Click on the red button below to access the Parent Pack.
The pack contains:
Aims and Values
Criteria For Admissions
Off site activities and trips consent
Sharing and collection of information consent
Staff transportation consent
Personal property waiver consent form
Parent-Learning Centre Partnership Agreement
KEEPING YOUR CHILD SAFE ONLINE
At ASPIRE: Lifeskills Learning Centre we take our safeguarding responsibilities very seriously and this includes online safety.
On this page you will find our E-Safety Policy, plus advice and resources to help you and your child navigate the virtual world safely.
We aim to provide our students with the skills, knowledge and understanding to keep themselves safe online within the Learning Centre environment and beyond, now and in the future.
The Learning Centre recognises that online activity brings with it potential risks including accessing inappropriate content, predation and grooming, bullying and threats, identity theft, financial harm
andcorruption or misuse of data. Our primary aim with regard to online safety is to give our students the ability to stay safe online – both inside the Learning Centre and beyond. We aim to do this through education, embedding online safety in every aspect of the curriculum and working with parents/carers, siblings and others to promote safe use of technology.
The Head Teacher, as the Designated Lead for Safeguarding, is responsible for ensuring the safety (including online safety) of members of the Learning Centre community.Day to day responsibility for online safety is delegated to the
Online Safety Coordinator – Steve Parkinson.
We struggle to keep up with our children and their activities online but there is lots of information to help you. Vodafone have an excellent parent information site which cab be accessed by clicking here;
Other useful information sheets:
Do you know what 'sexting' is?
NSPCC has a very useful website with lots of information
for parents, with simple to understand fact sheets, details
about how to set parental controls and what to do if your
child has been sexting. You can access it by Clicking Here
For E-safety support advice and latest news, please Click Here
MENTAL HEALTH AND AUTISM
Mental health problems affect about 1 in 10 children and young people, and are often more common for those with a diagnosis of Autism. They include depression, anxiety and OCD, and are often a direct response to what is happening in the young person’s life.
Alarmingly, however, 70% of children and young people who experience a mental health problem have not had appropriate interventions at a sufficiently early age.
The emotional wellbeing of children is just as important as their physical health. Good mental health allows children and young people to develop the resilience to cope with whatever life throws at them and grow into well-rounded, healthy adults.
Things that can help keep children and young people mentally well include:
being in good physical health, eating a balanced diet and getting regular exercise
having time and the freedom to play, indoors and outdoors
being part of a family that gets along well most of the time
going to a school that looks after the wellbeing of all its pupils
taking part in local activities for young people.
Other factors are also important, including:
feeling loved, trusted, understood, valued and safe
being interested in life and having opportunities to enjoy themselves
being hopeful and optimistic
being able to learn and having opportunities to succeed
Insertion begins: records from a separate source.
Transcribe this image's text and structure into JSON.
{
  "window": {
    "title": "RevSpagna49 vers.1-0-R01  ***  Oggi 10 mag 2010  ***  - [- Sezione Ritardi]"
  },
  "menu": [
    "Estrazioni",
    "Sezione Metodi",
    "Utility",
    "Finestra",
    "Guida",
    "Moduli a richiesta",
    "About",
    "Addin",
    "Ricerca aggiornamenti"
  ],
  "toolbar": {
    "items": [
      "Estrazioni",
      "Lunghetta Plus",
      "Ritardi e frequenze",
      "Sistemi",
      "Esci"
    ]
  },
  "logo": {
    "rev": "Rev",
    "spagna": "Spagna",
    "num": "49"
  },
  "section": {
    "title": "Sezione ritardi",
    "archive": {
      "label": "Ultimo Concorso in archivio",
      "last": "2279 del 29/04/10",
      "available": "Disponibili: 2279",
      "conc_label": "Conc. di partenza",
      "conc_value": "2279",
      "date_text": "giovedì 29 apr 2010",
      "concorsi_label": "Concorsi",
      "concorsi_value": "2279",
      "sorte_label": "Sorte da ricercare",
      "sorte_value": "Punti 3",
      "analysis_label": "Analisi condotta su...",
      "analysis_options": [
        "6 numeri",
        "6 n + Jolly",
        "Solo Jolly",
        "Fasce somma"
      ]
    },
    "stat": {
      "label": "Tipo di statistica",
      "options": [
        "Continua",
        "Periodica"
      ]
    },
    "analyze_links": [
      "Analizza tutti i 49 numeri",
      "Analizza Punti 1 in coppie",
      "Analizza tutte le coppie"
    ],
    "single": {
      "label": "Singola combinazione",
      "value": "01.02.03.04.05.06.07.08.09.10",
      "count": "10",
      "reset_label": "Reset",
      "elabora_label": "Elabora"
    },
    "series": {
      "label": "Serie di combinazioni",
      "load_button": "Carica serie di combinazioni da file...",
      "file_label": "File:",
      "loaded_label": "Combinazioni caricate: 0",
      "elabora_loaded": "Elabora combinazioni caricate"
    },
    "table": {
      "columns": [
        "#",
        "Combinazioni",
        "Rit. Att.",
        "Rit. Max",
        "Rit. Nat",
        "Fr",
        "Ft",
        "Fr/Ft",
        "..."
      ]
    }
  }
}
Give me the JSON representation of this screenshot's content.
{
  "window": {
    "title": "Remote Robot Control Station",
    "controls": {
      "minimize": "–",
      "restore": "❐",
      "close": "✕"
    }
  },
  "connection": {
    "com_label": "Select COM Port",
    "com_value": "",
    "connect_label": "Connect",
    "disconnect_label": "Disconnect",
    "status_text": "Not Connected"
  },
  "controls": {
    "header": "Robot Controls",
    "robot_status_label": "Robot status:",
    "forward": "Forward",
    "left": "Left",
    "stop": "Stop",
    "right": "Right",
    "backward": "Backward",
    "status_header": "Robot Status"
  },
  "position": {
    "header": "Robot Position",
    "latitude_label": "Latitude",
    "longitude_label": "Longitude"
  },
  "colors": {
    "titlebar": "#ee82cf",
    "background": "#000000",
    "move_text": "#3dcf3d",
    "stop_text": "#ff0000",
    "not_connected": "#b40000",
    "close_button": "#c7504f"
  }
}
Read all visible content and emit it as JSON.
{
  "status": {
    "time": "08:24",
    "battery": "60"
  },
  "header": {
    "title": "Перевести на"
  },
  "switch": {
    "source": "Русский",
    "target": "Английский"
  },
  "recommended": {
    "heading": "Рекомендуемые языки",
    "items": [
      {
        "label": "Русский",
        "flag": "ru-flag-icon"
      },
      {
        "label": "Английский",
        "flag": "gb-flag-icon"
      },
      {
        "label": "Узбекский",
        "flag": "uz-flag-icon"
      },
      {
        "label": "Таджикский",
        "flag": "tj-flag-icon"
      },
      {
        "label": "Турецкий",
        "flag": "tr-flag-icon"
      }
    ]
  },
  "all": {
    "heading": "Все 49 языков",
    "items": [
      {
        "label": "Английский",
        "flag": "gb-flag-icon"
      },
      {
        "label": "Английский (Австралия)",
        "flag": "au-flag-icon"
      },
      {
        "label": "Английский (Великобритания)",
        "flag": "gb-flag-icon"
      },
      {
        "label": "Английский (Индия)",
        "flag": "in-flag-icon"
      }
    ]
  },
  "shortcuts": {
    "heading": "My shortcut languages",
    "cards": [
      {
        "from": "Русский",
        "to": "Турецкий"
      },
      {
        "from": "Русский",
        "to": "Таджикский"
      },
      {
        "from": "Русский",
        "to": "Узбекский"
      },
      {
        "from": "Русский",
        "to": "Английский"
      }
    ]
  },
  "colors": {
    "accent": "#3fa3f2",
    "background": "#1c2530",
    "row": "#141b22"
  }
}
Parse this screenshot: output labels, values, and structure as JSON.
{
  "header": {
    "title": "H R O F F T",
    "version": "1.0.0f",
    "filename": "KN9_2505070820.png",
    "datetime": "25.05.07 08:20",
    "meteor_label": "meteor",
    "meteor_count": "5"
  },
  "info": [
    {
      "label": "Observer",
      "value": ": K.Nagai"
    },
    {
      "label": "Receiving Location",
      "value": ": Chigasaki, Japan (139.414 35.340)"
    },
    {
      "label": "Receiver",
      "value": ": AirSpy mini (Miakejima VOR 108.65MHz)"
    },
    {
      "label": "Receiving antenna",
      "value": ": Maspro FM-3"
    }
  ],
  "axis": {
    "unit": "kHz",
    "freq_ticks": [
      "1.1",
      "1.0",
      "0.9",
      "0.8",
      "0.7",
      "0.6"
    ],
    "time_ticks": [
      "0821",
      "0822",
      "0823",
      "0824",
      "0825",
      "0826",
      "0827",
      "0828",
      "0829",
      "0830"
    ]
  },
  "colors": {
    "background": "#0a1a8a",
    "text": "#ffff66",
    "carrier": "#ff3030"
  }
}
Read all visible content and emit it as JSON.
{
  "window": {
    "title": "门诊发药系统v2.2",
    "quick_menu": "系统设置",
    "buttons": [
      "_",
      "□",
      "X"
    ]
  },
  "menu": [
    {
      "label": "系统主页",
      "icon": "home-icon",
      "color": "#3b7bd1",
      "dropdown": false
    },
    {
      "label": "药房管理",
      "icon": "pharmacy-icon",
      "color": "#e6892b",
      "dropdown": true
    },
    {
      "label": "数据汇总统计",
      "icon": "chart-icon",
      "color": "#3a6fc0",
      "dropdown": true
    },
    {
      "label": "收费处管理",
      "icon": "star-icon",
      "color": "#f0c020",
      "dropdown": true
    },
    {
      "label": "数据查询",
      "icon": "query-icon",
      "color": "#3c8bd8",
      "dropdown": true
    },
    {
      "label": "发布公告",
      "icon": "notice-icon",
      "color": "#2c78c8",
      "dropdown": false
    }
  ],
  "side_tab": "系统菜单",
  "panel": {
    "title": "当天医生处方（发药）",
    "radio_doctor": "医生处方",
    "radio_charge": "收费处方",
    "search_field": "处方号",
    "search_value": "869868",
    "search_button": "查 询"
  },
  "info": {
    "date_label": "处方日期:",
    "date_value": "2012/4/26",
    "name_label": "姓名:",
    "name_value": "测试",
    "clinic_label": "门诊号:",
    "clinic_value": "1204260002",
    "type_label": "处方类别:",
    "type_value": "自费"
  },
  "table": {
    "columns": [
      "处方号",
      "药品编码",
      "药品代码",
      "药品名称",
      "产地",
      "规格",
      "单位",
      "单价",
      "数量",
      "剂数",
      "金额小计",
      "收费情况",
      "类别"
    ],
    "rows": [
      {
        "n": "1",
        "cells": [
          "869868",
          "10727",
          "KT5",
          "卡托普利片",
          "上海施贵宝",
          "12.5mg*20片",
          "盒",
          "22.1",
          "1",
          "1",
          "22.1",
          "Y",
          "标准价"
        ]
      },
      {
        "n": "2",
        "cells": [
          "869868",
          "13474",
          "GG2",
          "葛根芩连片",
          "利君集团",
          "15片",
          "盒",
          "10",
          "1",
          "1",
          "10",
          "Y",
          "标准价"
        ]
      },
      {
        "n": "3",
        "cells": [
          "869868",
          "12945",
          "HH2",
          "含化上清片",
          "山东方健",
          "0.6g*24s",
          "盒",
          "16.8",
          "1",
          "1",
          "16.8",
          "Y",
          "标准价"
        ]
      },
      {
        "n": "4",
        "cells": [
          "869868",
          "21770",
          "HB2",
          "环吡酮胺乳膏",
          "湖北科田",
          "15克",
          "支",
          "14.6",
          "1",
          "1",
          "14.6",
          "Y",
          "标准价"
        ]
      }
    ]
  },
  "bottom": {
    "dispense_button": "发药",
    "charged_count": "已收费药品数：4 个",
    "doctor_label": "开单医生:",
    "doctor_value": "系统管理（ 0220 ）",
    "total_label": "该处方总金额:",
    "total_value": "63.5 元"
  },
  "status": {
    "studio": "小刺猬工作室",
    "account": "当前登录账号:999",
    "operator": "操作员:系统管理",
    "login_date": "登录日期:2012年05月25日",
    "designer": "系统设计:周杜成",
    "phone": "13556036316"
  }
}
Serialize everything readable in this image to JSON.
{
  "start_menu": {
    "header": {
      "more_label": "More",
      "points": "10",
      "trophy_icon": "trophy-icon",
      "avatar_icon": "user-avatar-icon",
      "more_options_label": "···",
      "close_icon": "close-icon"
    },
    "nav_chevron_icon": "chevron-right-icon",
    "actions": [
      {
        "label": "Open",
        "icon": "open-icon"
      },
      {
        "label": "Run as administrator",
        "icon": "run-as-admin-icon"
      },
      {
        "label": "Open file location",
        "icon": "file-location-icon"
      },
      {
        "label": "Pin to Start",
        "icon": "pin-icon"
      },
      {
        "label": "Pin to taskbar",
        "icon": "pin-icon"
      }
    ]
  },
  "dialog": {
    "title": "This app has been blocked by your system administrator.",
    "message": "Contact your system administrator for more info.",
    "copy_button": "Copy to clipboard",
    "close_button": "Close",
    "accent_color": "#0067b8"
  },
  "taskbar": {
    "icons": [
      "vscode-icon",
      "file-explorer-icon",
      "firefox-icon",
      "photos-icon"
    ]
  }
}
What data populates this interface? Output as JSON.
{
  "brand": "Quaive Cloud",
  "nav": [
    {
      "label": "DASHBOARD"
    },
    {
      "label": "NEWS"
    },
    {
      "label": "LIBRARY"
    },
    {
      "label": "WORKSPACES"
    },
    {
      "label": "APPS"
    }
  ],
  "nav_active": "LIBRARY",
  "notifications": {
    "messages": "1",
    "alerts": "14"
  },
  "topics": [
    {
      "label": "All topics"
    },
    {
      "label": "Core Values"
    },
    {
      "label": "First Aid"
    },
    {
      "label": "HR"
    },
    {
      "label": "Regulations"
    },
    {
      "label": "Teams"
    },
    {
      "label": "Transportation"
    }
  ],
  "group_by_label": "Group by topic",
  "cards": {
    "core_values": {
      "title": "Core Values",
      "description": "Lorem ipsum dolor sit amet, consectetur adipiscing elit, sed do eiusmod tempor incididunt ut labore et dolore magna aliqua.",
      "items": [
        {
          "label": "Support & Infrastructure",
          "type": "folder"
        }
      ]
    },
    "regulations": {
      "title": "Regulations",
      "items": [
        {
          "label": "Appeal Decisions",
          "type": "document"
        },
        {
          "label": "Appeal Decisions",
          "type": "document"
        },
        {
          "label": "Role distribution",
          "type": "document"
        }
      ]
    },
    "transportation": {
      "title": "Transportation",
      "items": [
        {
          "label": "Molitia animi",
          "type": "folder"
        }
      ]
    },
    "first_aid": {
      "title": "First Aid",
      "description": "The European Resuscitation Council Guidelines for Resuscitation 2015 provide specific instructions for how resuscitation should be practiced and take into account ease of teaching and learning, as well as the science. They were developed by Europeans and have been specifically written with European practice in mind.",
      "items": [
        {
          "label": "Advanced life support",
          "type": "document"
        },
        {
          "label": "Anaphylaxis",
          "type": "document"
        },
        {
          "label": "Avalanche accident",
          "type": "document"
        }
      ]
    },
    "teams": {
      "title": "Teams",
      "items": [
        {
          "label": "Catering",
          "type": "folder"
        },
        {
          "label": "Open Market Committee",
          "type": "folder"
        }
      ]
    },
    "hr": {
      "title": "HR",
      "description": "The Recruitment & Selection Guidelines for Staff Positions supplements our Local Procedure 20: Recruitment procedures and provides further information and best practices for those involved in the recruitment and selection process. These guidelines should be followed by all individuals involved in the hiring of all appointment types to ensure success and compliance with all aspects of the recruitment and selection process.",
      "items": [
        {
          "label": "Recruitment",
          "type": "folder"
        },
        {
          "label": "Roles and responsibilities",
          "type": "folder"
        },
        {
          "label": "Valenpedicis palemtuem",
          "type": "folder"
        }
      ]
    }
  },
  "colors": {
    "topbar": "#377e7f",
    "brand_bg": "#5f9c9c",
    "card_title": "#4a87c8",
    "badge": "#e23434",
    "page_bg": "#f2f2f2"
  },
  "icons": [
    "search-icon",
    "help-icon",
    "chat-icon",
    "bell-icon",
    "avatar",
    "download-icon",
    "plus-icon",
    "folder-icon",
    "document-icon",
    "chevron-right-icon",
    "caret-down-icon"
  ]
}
accepting who they are and recognising what they are good at
having a sense of belonging in their family, school and community
feeling they have some control over their own life
having the strength to cope when something is wrong (resilience) and the ability to solve problems.
ARE YOU WORRIED ABOUT YOUR CHILD’S MENTAL WELLBEING?
YoungMinds is the UK’s leading charity committed to improving the emotional wellbeing and mental health of children and young people.
If you are worried about your child’s behaviour or mental health you can call
the YoungMinds Parents’ Helpline for free on 0808 802 5544.
Reliable information for parents and carers about common mental health and
behaviour concerns in children and young people aged 0-25 is available on the
Find out about symptoms, possible causes and what you can do to help, with
links to further information, resources and other organisations you can
contact for support.
Click www.youngminds.org.uk to access the YoungMinds website.
The National Autistic Society has a useful guide to mental health and autism.
Click www.autism.org.uk/enquiry to find out more.
The National Autistic Society’s Autism Helpline can be contacted for information about counselling and other therapies/interventions.
The Child and Adolescent Mental Health Service (CAMHS) helps children and young people who have been referred by another healthcare professional. Referrals are made if it’s thought the child or young person has emotional and/or behavioural difficulties at a level which requires specialist support.
CAMHS provide a range of services including initial assessments, therapy, group work,
emergency assessments and in-patient care.
To access the CAMHS service you can:
Speak to your GP or Paediatrician
Speak to your Educational Psychologist - if you have one
Speak to a Social Worker - if you have one
Further information can be found by downloading the CAMHS